Some of that calculation could change. A bill that recently passed the Ohio Senate would decrease the amount based on student performance to 35 percent, instead of 50. The new law would also allow districts to evaluate teachers less often. “Skilled” teachers could be evaluated every other year and “accomplished” could be evaluated every three years. Principals, many of whom have seen their days consumed with the thorough process of completing the first round of evaluations, have supported this proposal.

Even with those adjustments, the system is a big change from what was in place before. Previously, a teacher may have been evaluated every few years, depending on his or her contract. Student performance didn’t have a place in the equation.

“Prior to this, principals were responsible for behavior management, making sure things function,” said Danita Glenn, principal at Trimble Middle School. “That’s no longer the case. The role now is instructional leader.”

Glenn’s job is especially unique; it was created last year specifically to help meet the demands of district-wide initiatives. Half of her time is spent as principal for students in grades 7 and 8. The other half of her position is designed to help the district administer OTES and the Third Grade Reading Guarantee. Though, she admits the time-consuming initiatives leave little room for discipline.

“It’s a huge change,” she continued. “It used to be that one principal would come in for 10 minutes, you’d have a conversation and left. That was true for most people. This is a real evaluation. My job this year is to walk them through the process and make them understand. At first, it was not well received. They (the teachers) didn’t know what it was about.”

The rubric used in the evaluation system is designed to identify a teacher’s weakness and then to ultimately develop a plan to help that teacher improve, Glenn said. It’s an intensive process that takes time and effort for both teachers and evaluators to do it right.

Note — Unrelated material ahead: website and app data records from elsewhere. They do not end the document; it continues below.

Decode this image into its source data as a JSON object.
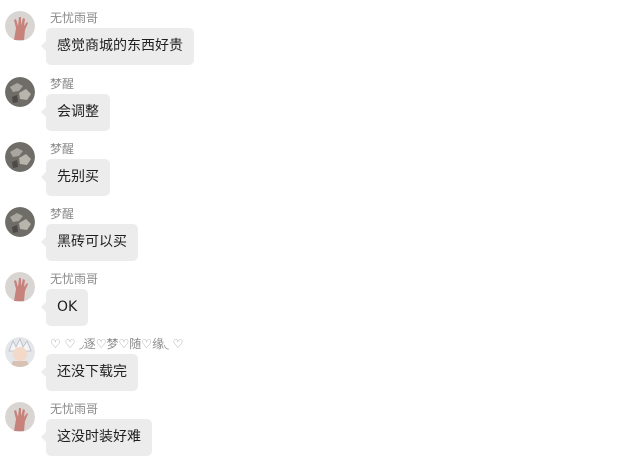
{
  "messages": [
    {
      "avatar": "hand-avatar",
      "sender": "无忧雨哥",
      "text": "感觉商城的东西好贵"
    },
    {
      "avatar": "stone-avatar",
      "sender": "梦醒",
      "text": "会调整"
    },
    {
      "avatar": "stone-avatar",
      "sender": "梦醒",
      "text": "先别买"
    },
    {
      "avatar": "stone-avatar",
      "sender": "梦醒",
      "text": "黑砖可以买"
    },
    {
      "avatar": "hand-avatar",
      "sender": "无忧雨哥",
      "text": "OK"
    },
    {
      "avatar": "anime-avatar",
      "sender": "♡ ♡ ◞逐♡梦♡随♡缘◟ ♡",
      "text": "还没下载完"
    },
    {
      "avatar": "hand-avatar",
      "sender": "无忧雨哥",
      "text": "这没时装好难"
    }
  ],
  "colors": {
    "bubble": "#ececec",
    "sender_text": "#8a8a8a",
    "message_text": "#1f1f1f"
  }
}
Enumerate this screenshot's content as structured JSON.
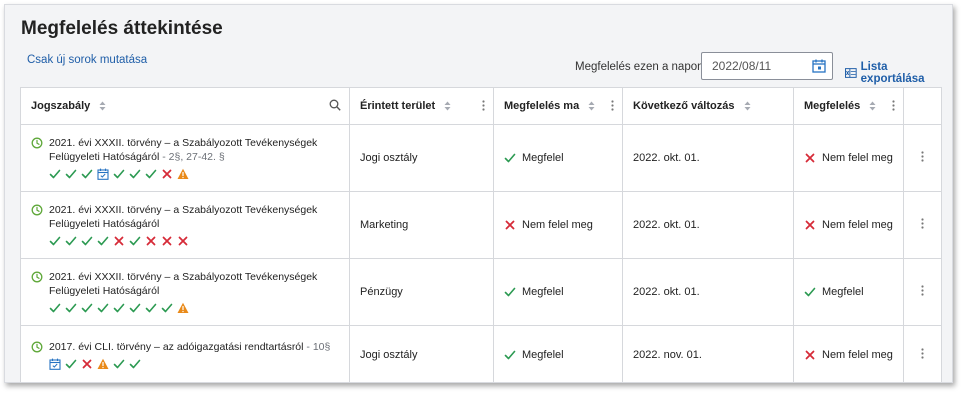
{
  "page": {
    "title": "Megfelelés áttekintése",
    "only_new": "Csak új sorok mutatása"
  },
  "toolbar": {
    "date_label": "Megfelelés ezen a napon:",
    "date_value": "2022/08/11",
    "export_label": "Lista exportálása"
  },
  "columns": [
    "Jogszabály",
    "Érintett terület",
    "Megfelelés ma",
    "Következő változás",
    "Megfelelés"
  ],
  "colors": {
    "check": "#2c9a52",
    "cross": "#d62b38",
    "warn": "#e98a1a",
    "calendar": "#2673c2",
    "clock": "#5fa83a",
    "link": "#1f5ea8"
  },
  "rows": [
    {
      "law": "2021. évi XXXII. törvény – a Szabályozott Tevékenységek Felügyeleti Hatóságáról",
      "section": " - 2§, 27-42. §",
      "icons": [
        "check",
        "check",
        "check",
        "calendar",
        "check",
        "check",
        "check",
        "cross",
        "warning"
      ],
      "area": "Jogi osztály",
      "today": {
        "status": "ok",
        "label": "Megfelel"
      },
      "next": "2022. okt. 01.",
      "final": {
        "status": "fail",
        "label": "Nem felel meg"
      }
    },
    {
      "law": "2021. évi XXXII. törvény – a Szabályozott Tevékenységek Felügyeleti Hatóságáról",
      "section": "",
      "icons": [
        "check",
        "check",
        "check",
        "check",
        "cross",
        "check",
        "cross",
        "cross",
        "cross"
      ],
      "area": "Marketing",
      "today": {
        "status": "fail",
        "label": "Nem felel meg"
      },
      "next": "2022. okt. 01.",
      "final": {
        "status": "fail",
        "label": "Nem felel meg"
      }
    },
    {
      "law": "2021. évi XXXII. törvény – a Szabályozott Tevékenységek Felügyeleti Hatóságáról",
      "section": "",
      "icons": [
        "check",
        "check",
        "check",
        "check",
        "check",
        "check",
        "check",
        "check",
        "warning"
      ],
      "area": "Pénzügy",
      "today": {
        "status": "ok",
        "label": "Megfelel"
      },
      "next": "2022. okt. 01.",
      "final": {
        "status": "ok",
        "label": "Megfelel"
      }
    },
    {
      "law": "2017. évi CLI. törvény – az adóigazgatási rendtartásról",
      "section": " - 10§",
      "icons": [
        "calendar",
        "check",
        "cross",
        "warning",
        "check",
        "check"
      ],
      "area": "Jogi osztály",
      "today": {
        "status": "ok",
        "label": "Megfelel"
      },
      "next": "2022. nov. 01.",
      "final": {
        "status": "fail",
        "label": "Nem felel meg"
      }
    }
  ]
}
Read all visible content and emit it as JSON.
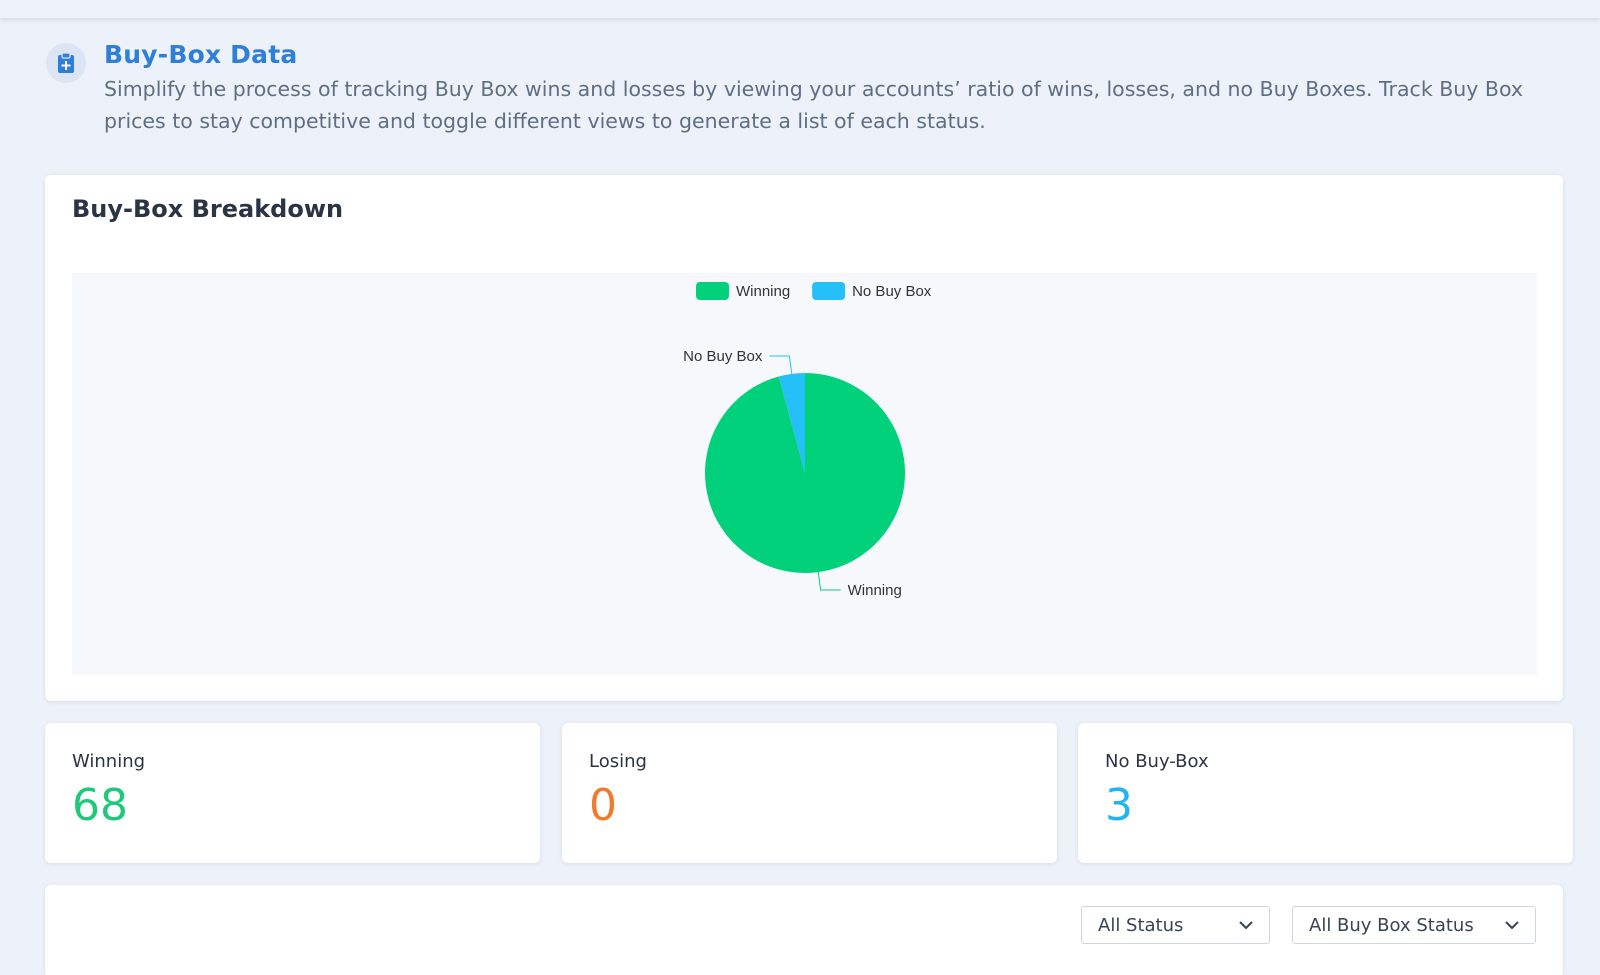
{
  "header": {
    "icon": "clipboard-plus-icon",
    "title": "Buy-Box Data",
    "description": "Simplify the process of tracking Buy Box wins and losses by viewing your accounts’ ratio of wins, losses, and no Buy Boxes. Track Buy Box prices to stay competitive and toggle different views to generate a list of each status."
  },
  "breakdown": {
    "title": "Buy-Box Breakdown"
  },
  "chart_data": {
    "type": "pie",
    "title": "",
    "categories": [
      "Winning",
      "No Buy Box"
    ],
    "values": [
      68,
      3
    ],
    "colors": [
      "#02d17b",
      "#24c0f7"
    ],
    "legend": [
      "Winning",
      "No Buy Box"
    ],
    "legend_position": "top",
    "slice_labels": [
      "Winning",
      "No Buy Box"
    ]
  },
  "stats": [
    {
      "label": "Winning",
      "value": "68",
      "color": "#1ec97b"
    },
    {
      "label": "Losing",
      "value": "0",
      "color": "#f07a2e"
    },
    {
      "label": "No Buy-Box",
      "value": "3",
      "color": "#20b4f2"
    }
  ],
  "filters": {
    "status": {
      "selected": "All Status",
      "icon": "chevron-down-icon"
    },
    "buybox_status": {
      "selected": "All Buy Box Status",
      "icon": "chevron-down-icon"
    }
  }
}
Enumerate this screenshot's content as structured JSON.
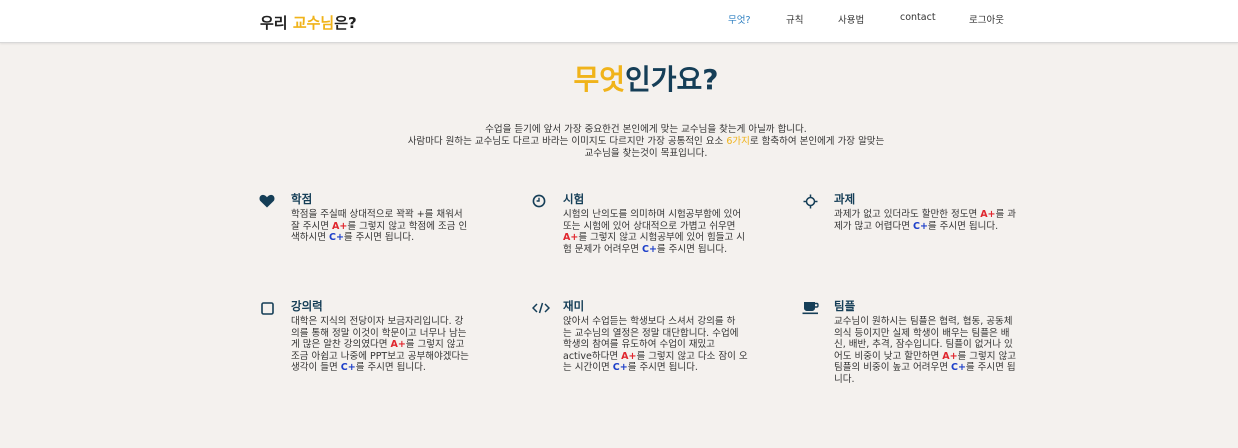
{
  "nav": {
    "brand_prefix": "우리 ",
    "brand_highlight": "교수님",
    "brand_suffix": "은?",
    "links": [
      "무엇?",
      "규칙",
      "사용법",
      "contact",
      "로그아웃"
    ]
  },
  "hero": {
    "title_highlight": "무엇",
    "title_rest": "인가요?"
  },
  "intro": {
    "line1": "수업을 듣기에 앞서 가장 중요한건 본인에게 맞는 교수님을 찾는게 아닐까 합니다.",
    "line2_a": "사람마다 원하는 교수님도 다르고 바라는 이미지도 다르지만 가장 공통적인 요소 ",
    "line2_highlight": "6가지",
    "line2_b": "로 함축하여 본인에게 가장 알맞는",
    "line3": "교수님을 찾는것이 목표입니다."
  },
  "grade_labels": {
    "a": "A+",
    "c": "C+"
  },
  "features": [
    {
      "icon": "heart-icon",
      "title": "학점",
      "lines": [
        [
          "학점을 주실때 상대적으로 꽉꽉 +를 채워서"
        ],
        [
          "잘 주시면 ",
          "@A",
          "를 그렇지 않고 학점에 조금 인"
        ],
        [
          "색하시면 ",
          "@C",
          "를 주시면 됩니다."
        ]
      ]
    },
    {
      "icon": "clock-icon",
      "title": "시험",
      "lines": [
        [
          "시험의 난의도를 의미하며 시험공부함에 있어"
        ],
        [
          "또는 시험에 있어 상대적으로 가볍고 쉬우면"
        ],
        [
          "@A",
          "를 그렇지 않고 시험공부에 있어 힘들고 시"
        ],
        [
          "험 문제가 어려우면 ",
          "@C",
          "를 주시면 됩니다."
        ]
      ]
    },
    {
      "icon": "crosshair-icon",
      "title": "과제",
      "lines": [
        [
          "과제가 없고 있더라도 할만한 정도면 ",
          "@A",
          "를 과"
        ],
        [
          "제가 많고 어렵다면 ",
          "@C",
          "를 주시면 됩니다."
        ]
      ]
    },
    {
      "icon": "square-icon",
      "title": "강의력",
      "lines": [
        [
          "대학은 지식의 전당이자 보금자리입니다. 강"
        ],
        [
          "의를 통해 정말 이것이 학문이고 너무나 남는"
        ],
        [
          "게 많은 알찬 강의였다면 ",
          "@A",
          "를 그렇지 않고"
        ],
        [
          "조금 아쉽고 나중에 PPT보고 공부해야겠다는"
        ],
        [
          "생각이 들면 ",
          "@C",
          "를 주시면 됩니다."
        ]
      ]
    },
    {
      "icon": "code-icon",
      "title": "재미",
      "lines": [
        [
          "앉아서 수업듣는 학생보다 스셔서 강의를 하"
        ],
        [
          "는 교수님의 열정은 정말 대단합니다. 수업에"
        ],
        [
          "학생의 참여를 유도하여 수업이 재밌고"
        ],
        [
          "active하다면 ",
          "@A",
          "를 그렇지 않고 다소 잠이 오"
        ],
        [
          "는 시간이면 ",
          "@C",
          "를 주시면 됩니다."
        ]
      ]
    },
    {
      "icon": "coffee-cup-icon",
      "title": "팀플",
      "lines": [
        [
          "교수님이 원하시는 팀플은 협력, 협동, 공동체"
        ],
        [
          "의식 등이지만 실제 학생이 배우는 팀플은 배"
        ],
        [
          "신, 배반, 추격, 잠수입니다. 팀플이 없거나 있"
        ],
        [
          "어도 비중이 낮고 할만하면 ",
          "@A",
          "를 그렇지 않고"
        ],
        [
          "팀플의 비중이 높고 어려우면 ",
          "@C",
          "를 주시면 됩"
        ],
        [
          "니다."
        ]
      ]
    }
  ]
}
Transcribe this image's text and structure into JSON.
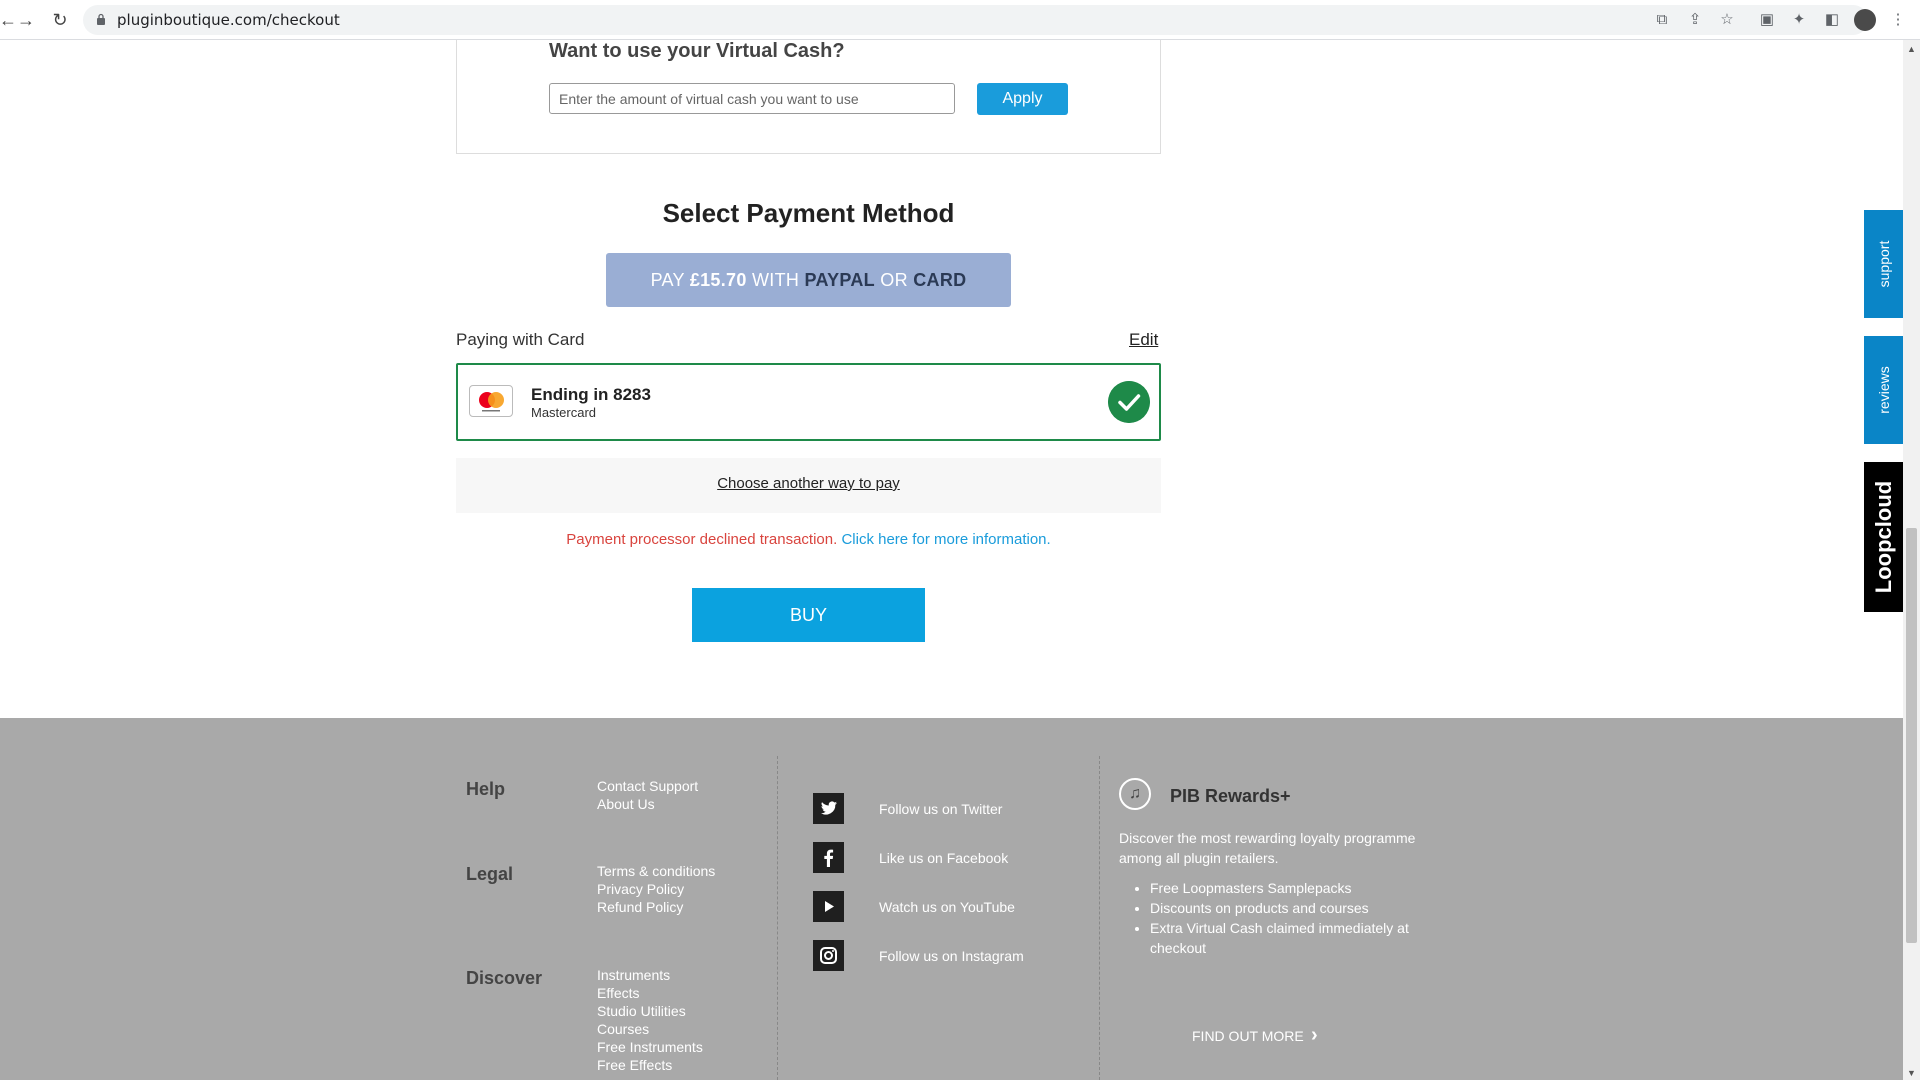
{
  "browser": {
    "url": "pluginboutique.com/checkout",
    "back_icon": "back-arrow-icon",
    "forward_icon": "forward-arrow-icon",
    "reload_icon": "reload-icon"
  },
  "virtual_cash": {
    "title": "Want to use your Virtual Cash?",
    "placeholder": "Enter the amount of virtual cash you want to use",
    "value": "",
    "apply_label": "Apply"
  },
  "payment": {
    "title": "Select Payment Method",
    "pay_prefix": "PAY",
    "pay_amount": "£15.70",
    "pay_with": "WITH",
    "pay_paypal": "PAYPAL",
    "pay_or": "OR",
    "pay_card": "CARD",
    "paying_with": "Paying with Card",
    "edit": "Edit",
    "card_ending": "Ending in 8283",
    "card_brand": "Mastercard",
    "choose_another": "Choose another way to pay",
    "error": "Payment processor declined transaction.",
    "error_link": "Click here for more information.",
    "buy": "BUY"
  },
  "side_tabs": {
    "support": "support",
    "reviews": "reviews",
    "loopcloud": "Loopcloud"
  },
  "footer": {
    "help": {
      "heading": "Help",
      "links": [
        "Contact Support",
        "About Us"
      ]
    },
    "legal": {
      "heading": "Legal",
      "links": [
        "Terms & conditions",
        "Privacy Policy",
        "Refund Policy"
      ]
    },
    "discover": {
      "heading": "Discover",
      "links": [
        "Instruments",
        "Effects",
        "Studio Utilities",
        "Courses",
        "Free Instruments",
        "Free Effects"
      ]
    },
    "social": [
      {
        "label": "Follow us on Twitter",
        "icon": "twitter-icon"
      },
      {
        "label": "Like us on Facebook",
        "icon": "facebook-icon"
      },
      {
        "label": "Watch us on YouTube",
        "icon": "youtube-icon"
      },
      {
        "label": "Follow us on Instagram",
        "icon": "instagram-icon"
      }
    ],
    "rewards": {
      "title": "PIB Rewards+",
      "description": "Discover the most rewarding loyalty programme among all plugin retailers.",
      "benefits": [
        "Free Loopmasters Samplepacks",
        "Discounts on products and courses",
        "Extra Virtual Cash claimed immediately at checkout"
      ],
      "cta": "FIND OUT MORE"
    }
  },
  "colors": {
    "accent": "#1a9cdb",
    "success": "#1e8a49",
    "error": "#d9443e",
    "footer_bg": "#a9a9a9"
  }
}
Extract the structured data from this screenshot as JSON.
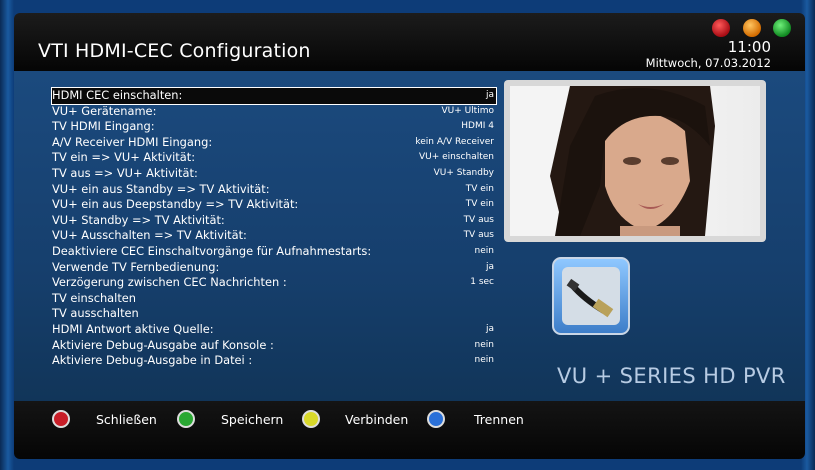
{
  "header": {
    "title": "VTI HDMI-CEC Configuration",
    "time": "11:00",
    "date": "Mittwoch, 07.03.2012"
  },
  "colors": {
    "red": "#c81e28",
    "orange": "#e88c10",
    "green": "#2aa833",
    "yellow": "#d8d82a",
    "blue": "#2a70d8"
  },
  "settings": [
    {
      "label": "HDMI CEC einschalten:",
      "value": "ja",
      "selected": true
    },
    {
      "label": "VU+ Gerätename:",
      "value": "VU+ Ultimo"
    },
    {
      "label": "TV HDMI Eingang:",
      "value": "HDMI 4"
    },
    {
      "label": "A/V Receiver HDMI Eingang:",
      "value": "kein A/V Receiver"
    },
    {
      "label": "TV ein  => VU+ Aktivität:",
      "value": "VU+ einschalten"
    },
    {
      "label": "TV aus => VU+ Aktivität:",
      "value": "VU+ Standby"
    },
    {
      "label": "VU+ ein aus Standby => TV Aktivität:",
      "value": "TV ein"
    },
    {
      "label": "VU+ ein aus Deepstandby => TV Aktivität:",
      "value": "TV ein"
    },
    {
      "label": "VU+ Standby => TV Aktivität:",
      "value": "TV aus"
    },
    {
      "label": "VU+ Ausschalten => TV Aktivität:",
      "value": "TV aus"
    },
    {
      "label": "Deaktiviere CEC Einschaltvorgänge für Aufnahmestarts:",
      "value": "nein"
    },
    {
      "label": "Verwende TV Fernbedienung:",
      "value": "ja"
    },
    {
      "label": "Verzögerung zwischen CEC Nachrichten :",
      "value": "1 sec"
    },
    {
      "label": "TV einschalten",
      "value": ""
    },
    {
      "label": "TV ausschalten",
      "value": ""
    },
    {
      "label": "HDMI Antwort aktive Quelle:",
      "value": "ja"
    },
    {
      "label": "Aktiviere Debug-Ausgabe auf Konsole :",
      "value": "nein"
    },
    {
      "label": "Aktiviere Debug-Ausgabe in Datei :",
      "value": "nein"
    }
  ],
  "brand": "VU + SERIES HD PVR",
  "icons": {
    "cec": "hdmi-cable-icon",
    "preview": "tv-preview-image"
  },
  "buttons": [
    {
      "label": "Schließen",
      "color": "red"
    },
    {
      "label": "Speichern",
      "color": "green"
    },
    {
      "label": "Verbinden",
      "color": "yellow"
    },
    {
      "label": "Trennen",
      "color": "blue"
    }
  ]
}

It’s also concerning.

“The teachers are concerned about the way 50 percent of an evaluation is based on a standardized test and not on what the student really has learned or what their true educational growth is,” said John Pugh, a physical education teacher at West Elementary and president of the Athens Education Association.

Still, teachers and administrators across the county have made special efforts to make it a smooth, non-threatening procedure.

Paul Grippa, principal at Athens Middle School, said he hopes some of those changes introduced by the Senate are implemented.

“The people who created the system have underestimated how much time the system is going to require,” he said. “I think it is way too burdensome.”

Grippa has 40 teachers in his building. He has to plan for pre-conferences, walk-throughs and post conferences for each of them, while still completing his other duties, which already where a full-time job.

“They didn’t take anything off the plate, but they added a whole lot,” he noted. “To me, that is irresponsible.”

Despite the burden, Glenn sees it as an opportunity.

“I think it’s a step in the right direction,” she said. “Good teachers really feel like somebody is noticing their skills.”